Strasburg (W, 14-11) was at his absolute best, stymying the Marlins throughout his outing. The Miami bats found no purchase against his devastating pitches, including his fastball that scraped 98, his 12-6 curveball, and his changeup that fooled the most discerning of eyes. In six innings, he gave up no runs on two hits and one walk while striking out seven.
He ends the year with 242 punchouts, a total that leads the National League. He will maintain at least a tie for the league lead unless Cincinnati’s Johnny Cueto can strike out eight or more batters tomorrow. He also lowers his final ERA to a tidy 3.14.
On offense, it was business as usual for the Nats. Strasburg earned his third RBI of the year on a second-inning sacrifice that scored Bryce Harper from third. Adam LaRoche scored another run with a bases-loaded groundout in the fifth. But the Nationals didn’t break out until the eighth, when Asdrubal Cabrera clocked a bases-clearing double that turned a slim 2-0 lead into a colossal 5-0 one.
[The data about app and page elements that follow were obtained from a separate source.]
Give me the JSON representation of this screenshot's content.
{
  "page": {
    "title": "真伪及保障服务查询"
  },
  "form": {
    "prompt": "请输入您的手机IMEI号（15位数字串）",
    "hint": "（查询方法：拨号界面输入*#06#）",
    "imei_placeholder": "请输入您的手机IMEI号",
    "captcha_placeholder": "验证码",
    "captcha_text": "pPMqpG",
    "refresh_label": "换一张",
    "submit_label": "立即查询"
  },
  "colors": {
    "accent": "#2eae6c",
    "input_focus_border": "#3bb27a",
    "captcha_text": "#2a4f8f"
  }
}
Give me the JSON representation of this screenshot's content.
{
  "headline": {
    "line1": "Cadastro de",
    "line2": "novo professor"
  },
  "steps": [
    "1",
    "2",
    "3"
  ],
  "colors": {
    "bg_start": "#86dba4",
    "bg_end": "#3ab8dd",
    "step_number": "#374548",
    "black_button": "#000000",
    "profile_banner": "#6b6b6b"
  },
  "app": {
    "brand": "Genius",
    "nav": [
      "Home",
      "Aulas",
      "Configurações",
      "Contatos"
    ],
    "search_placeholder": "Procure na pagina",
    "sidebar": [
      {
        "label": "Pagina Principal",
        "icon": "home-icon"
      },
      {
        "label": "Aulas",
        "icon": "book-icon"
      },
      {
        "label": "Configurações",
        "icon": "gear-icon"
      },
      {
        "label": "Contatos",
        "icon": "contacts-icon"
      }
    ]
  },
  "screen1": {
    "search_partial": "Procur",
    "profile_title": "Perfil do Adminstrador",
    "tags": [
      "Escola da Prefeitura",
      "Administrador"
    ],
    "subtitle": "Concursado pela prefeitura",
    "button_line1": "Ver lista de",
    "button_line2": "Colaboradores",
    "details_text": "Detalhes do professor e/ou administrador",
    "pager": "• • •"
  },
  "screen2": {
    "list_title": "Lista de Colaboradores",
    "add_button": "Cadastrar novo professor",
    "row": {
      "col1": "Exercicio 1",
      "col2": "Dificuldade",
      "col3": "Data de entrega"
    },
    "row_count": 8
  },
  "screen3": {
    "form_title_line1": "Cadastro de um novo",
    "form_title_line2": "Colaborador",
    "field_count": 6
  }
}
The night’s other offensive storyline was the Denard Span. By his lofty standards it was not notable: he was 2-for-3 with a pair of singles. But the two hits helped the center fielder set three important marks. The knocks were his 182nd and 183rd of the year, tying the team record for hits in a season that was originally set by Cristian Guzman in 2008. The game was also his 58th multi-hit effort of the season, breaking a tie he had with Guzman for the record at 57.
Third, and not least important, the hits pushed him to a .301 batting average from .299. He can now safely play the first half of the Nationals’ final game of the year without worrying about his batting average. In fact, he can go 0-for-3 and still be hitting .300, so he should have two or three shots at setting the team hits record.
Anyway, back to the game, insignificant though it may have been. Drew Storen had some trouble in the ninth, giving up a pair of singles and then an unearned run on two errors, but he escaped too much incident in locking down the Nationals’ 95th win of the year. With the best record in the NL wrapped up, the Nats simply await the winner of the NL Wild Card game, which could be the San Francisco Giants, the Pittsburgh Pirates, or the St. Louis Cardinals.